The present building on the site dates from the 16th or early 17th century. It was originally a timber-framed building which has been rebuilt in brick. It is thought that it originally consisted of a hall range on the south side, with wings extending to the north on the east and west sides. The building was remodelled in the 18th century with the addition of a range immediately to the north of the hall range. It was substantially extended in or around 1855 with an extension added to the east wing. Further work was carried out in 1891; in 1905 the space between the wings was filled in with a billiard room; and in 1906 a small wing was added on the northwest side. During the 20th century there were further internal alterations, particularly in the 1990s when the building was converted into a restaurant. The hall is of particular historical importance because it was in this building that Francis Egerton, the 3rd Duke of Bridgewater, James Brindley and John Gilbert planned the Bridgewater Canal and supervised its building.
The building is in brick, most of which is rendered. The roofs are of stone and slate. Some of the 19th-century extensions are timber-framed.

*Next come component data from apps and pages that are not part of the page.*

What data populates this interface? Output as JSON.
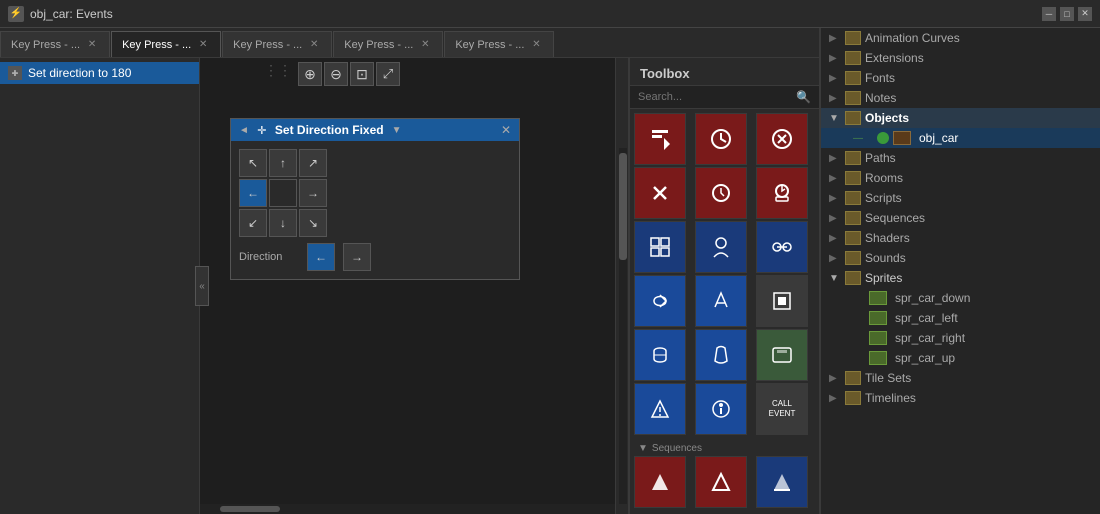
{
  "titleBar": {
    "icon": "⚡",
    "title": "obj_car: Events",
    "minimizeBtn": "─",
    "maximizeBtn": "□",
    "closeBtn": "✕"
  },
  "tabs": [
    {
      "id": 0,
      "label": "Key Press - ...",
      "active": false
    },
    {
      "id": 1,
      "label": "Key Press - ...",
      "active": true
    },
    {
      "id": 2,
      "label": "Key Press - ...",
      "active": false
    },
    {
      "id": 3,
      "label": "Key Press - ...",
      "active": false
    },
    {
      "id": 4,
      "label": "Key Press - ...",
      "active": false
    }
  ],
  "editorToolbar": {
    "dots": "⋮",
    "zoomInLabel": "+",
    "zoomOutLabel": "−",
    "fitLabel": "⊡",
    "fullscreenLabel": "⤢"
  },
  "eventList": [
    {
      "id": 0,
      "label": "Set direction to 180",
      "selected": true,
      "icon": "✛"
    }
  ],
  "canvas": {
    "block": {
      "titleArrow": "◄",
      "titleIcon": "✛",
      "title": "Set Direction Fixed",
      "dropArrow": "▼",
      "closeBtn": "✕",
      "directionLabel": "Direction"
    }
  },
  "toolbox": {
    "title": "Toolbox",
    "searchPlaceholder": "Search...",
    "searchIcon": "🔍",
    "sections": [
      {
        "id": "actions",
        "collapsed": false,
        "tools": [
          {
            "icon": "🚩",
            "color": "dark-red",
            "label": ""
          },
          {
            "icon": "🔄",
            "color": "dark-red",
            "label": ""
          },
          {
            "icon": "⬇",
            "color": "dark-red",
            "label": ""
          },
          {
            "icon": "✂",
            "color": "dark-red",
            "label": ""
          },
          {
            "icon": "⏱",
            "color": "dark-red",
            "label": ""
          },
          {
            "icon": "⏰",
            "color": "dark-red",
            "label": ""
          },
          {
            "icon": "⊞",
            "color": "dark-blue",
            "label": ""
          },
          {
            "icon": "👤",
            "color": "dark-blue",
            "label": ""
          },
          {
            "icon": "⚡",
            "color": "dark-blue",
            "label": ""
          },
          {
            "icon": "➡",
            "color": "medium-blue",
            "label": ""
          },
          {
            "icon": "🐾",
            "color": "medium-blue",
            "label": ""
          },
          {
            "icon": "⬛",
            "color": "gray",
            "label": ""
          },
          {
            "icon": "⚙",
            "color": "medium-blue",
            "label": ""
          },
          {
            "icon": "🐍",
            "color": "medium-blue",
            "label": ""
          },
          {
            "icon": "❓",
            "color": "medium-blue",
            "label": ""
          },
          {
            "icon": "↩",
            "color": "medium-blue",
            "label": ""
          },
          {
            "icon": "⊙",
            "color": "medium-blue",
            "label": ""
          },
          {
            "icon": "CALL\nEVENT",
            "color": "gray",
            "label": "CALL\nEVENT"
          }
        ]
      },
      {
        "id": "sequences",
        "label": "Sequences",
        "collapsed": false,
        "tools": [
          {
            "icon": "▲",
            "color": "dark-red",
            "label": ""
          },
          {
            "icon": "▲",
            "color": "dark-red",
            "label": ""
          },
          {
            "icon": "▲",
            "color": "dark-blue",
            "label": ""
          }
        ]
      }
    ]
  },
  "assetTree": {
    "items": [
      {
        "type": "folder",
        "label": "Animation Curves",
        "indent": 0,
        "expanded": false
      },
      {
        "type": "folder",
        "label": "Extensions",
        "indent": 0,
        "expanded": false
      },
      {
        "type": "folder",
        "label": "Fonts",
        "indent": 0,
        "expanded": false
      },
      {
        "type": "folder",
        "label": "Notes",
        "indent": 0,
        "expanded": false
      },
      {
        "type": "folder",
        "label": "Objects",
        "indent": 0,
        "expanded": true,
        "selected": false
      },
      {
        "type": "object",
        "label": "obj_car",
        "indent": 1,
        "active": true
      },
      {
        "type": "folder",
        "label": "Paths",
        "indent": 0,
        "expanded": false
      },
      {
        "type": "folder",
        "label": "Rooms",
        "indent": 0,
        "expanded": false
      },
      {
        "type": "folder",
        "label": "Scripts",
        "indent": 0,
        "expanded": false
      },
      {
        "type": "folder",
        "label": "Sequences",
        "indent": 0,
        "expanded": false
      },
      {
        "type": "folder",
        "label": "Shaders",
        "indent": 0,
        "expanded": false
      },
      {
        "type": "folder",
        "label": "Sounds",
        "indent": 0,
        "expanded": false
      },
      {
        "type": "folder",
        "label": "Sprites",
        "indent": 0,
        "expanded": true
      },
      {
        "type": "sprite",
        "label": "spr_car_down",
        "indent": 1
      },
      {
        "type": "sprite",
        "label": "spr_car_left",
        "indent": 1
      },
      {
        "type": "sprite",
        "label": "spr_car_right",
        "indent": 1
      },
      {
        "type": "sprite",
        "label": "spr_car_up",
        "indent": 1
      },
      {
        "type": "folder",
        "label": "Tile Sets",
        "indent": 0,
        "expanded": false
      },
      {
        "type": "folder",
        "label": "Timelines",
        "indent": 0,
        "expanded": false
      }
    ]
  }
}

The building is now a public house and restaurant in the Brewers Fayre chain.